Data for processing: Begin

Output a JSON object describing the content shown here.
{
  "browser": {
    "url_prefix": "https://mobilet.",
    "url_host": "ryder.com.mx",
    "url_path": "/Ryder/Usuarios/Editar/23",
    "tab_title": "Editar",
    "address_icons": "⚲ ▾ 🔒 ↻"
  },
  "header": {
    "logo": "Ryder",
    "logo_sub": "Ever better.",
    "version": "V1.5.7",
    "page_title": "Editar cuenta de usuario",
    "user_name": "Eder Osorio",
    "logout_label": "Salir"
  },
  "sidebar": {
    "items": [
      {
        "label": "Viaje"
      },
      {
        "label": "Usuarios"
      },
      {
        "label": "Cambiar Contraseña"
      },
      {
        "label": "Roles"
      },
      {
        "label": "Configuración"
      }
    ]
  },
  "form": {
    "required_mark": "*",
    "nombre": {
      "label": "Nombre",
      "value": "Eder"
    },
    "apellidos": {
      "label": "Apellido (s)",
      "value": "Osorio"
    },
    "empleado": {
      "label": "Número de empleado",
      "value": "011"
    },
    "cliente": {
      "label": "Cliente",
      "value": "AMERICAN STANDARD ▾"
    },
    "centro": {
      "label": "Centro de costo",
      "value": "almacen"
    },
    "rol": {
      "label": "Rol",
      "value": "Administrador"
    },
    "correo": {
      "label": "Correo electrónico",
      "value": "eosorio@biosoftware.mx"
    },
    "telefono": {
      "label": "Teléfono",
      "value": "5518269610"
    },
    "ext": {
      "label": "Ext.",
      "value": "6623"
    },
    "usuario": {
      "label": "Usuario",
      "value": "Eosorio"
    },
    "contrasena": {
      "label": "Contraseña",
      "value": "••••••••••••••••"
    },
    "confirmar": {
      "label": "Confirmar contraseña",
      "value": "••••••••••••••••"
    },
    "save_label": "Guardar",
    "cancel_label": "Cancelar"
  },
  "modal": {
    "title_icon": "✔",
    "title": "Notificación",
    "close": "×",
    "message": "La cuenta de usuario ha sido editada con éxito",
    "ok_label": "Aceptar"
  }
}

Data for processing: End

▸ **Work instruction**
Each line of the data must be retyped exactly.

▸ **Solution for this task**
Output a JSON object describing the content shown here.
{
  "browser": {
    "url_prefix": "https://mobilet.",
    "url_host": "ryder.com.mx",
    "url_path": "/Ryder/Usuarios/Editar/23",
    "tab_title": "Editar",
    "address_icons": "⚲ ▾ 🔒 ↻"
  },
  "header": {
    "logo": "Ryder",
    "logo_sub": "Ever better.",
    "version": "V1.5.7",
    "page_title": "Editar cuenta de usuario",
    "user_name": "Eder Osorio",
    "logout_label": "Salir"
  },
  "sidebar": {
    "items": [
      {
        "label": "Viaje"
      },
      {
        "label": "Usuarios"
      },
      {
        "label": "Cambiar Contraseña"
      },
      {
        "label": "Roles"
      },
      {
        "label": "Configuración"
      }
    ]
  },
  "form": {
    "required_mark": "*",
    "nombre": {
      "label": "Nombre",
      "value": "Eder"
    },
    "apellidos": {
      "label": "Apellido (s)",
      "value": "Osorio"
    },
    "empleado": {
      "label": "Número de empleado",
      "value": "011"
    },
    "cliente": {
      "label": "Cliente",
      "value": "AMERICAN STANDARD ▾"
    },
    "centro": {
      "label": "Centro de costo",
      "value": "almacen"
    },
    "rol": {
      "label": "Rol",
      "value": "Administrador"
    },
    "correo": {
      "label": "Correo electrónico",
      "value": "eosorio@biosoftware.mx"
    },
    "telefono": {
      "label": "Teléfono",
      "value": "5518269610"
    },
    "ext": {
      "label": "Ext.",
      "value": "6623"
    },
    "usuario": {
      "label": "Usuario",
      "value": "Eosorio"
    },
    "contrasena": {
      "label": "Contraseña",
      "value": "••••••••••••••••"
    },
    "confirmar": {
      "label": "Confirmar contraseña",
      "value": "••••••••••••••••"
    },
    "save_label": "Guardar",
    "cancel_label": "Cancelar"
  },
  "modal": {
    "title_icon": "✔",
    "title": "Notificación",
    "close": "×",
    "message": "La cuenta de usuario ha sido editada con éxito",
    "ok_label": "Aceptar"
  }
}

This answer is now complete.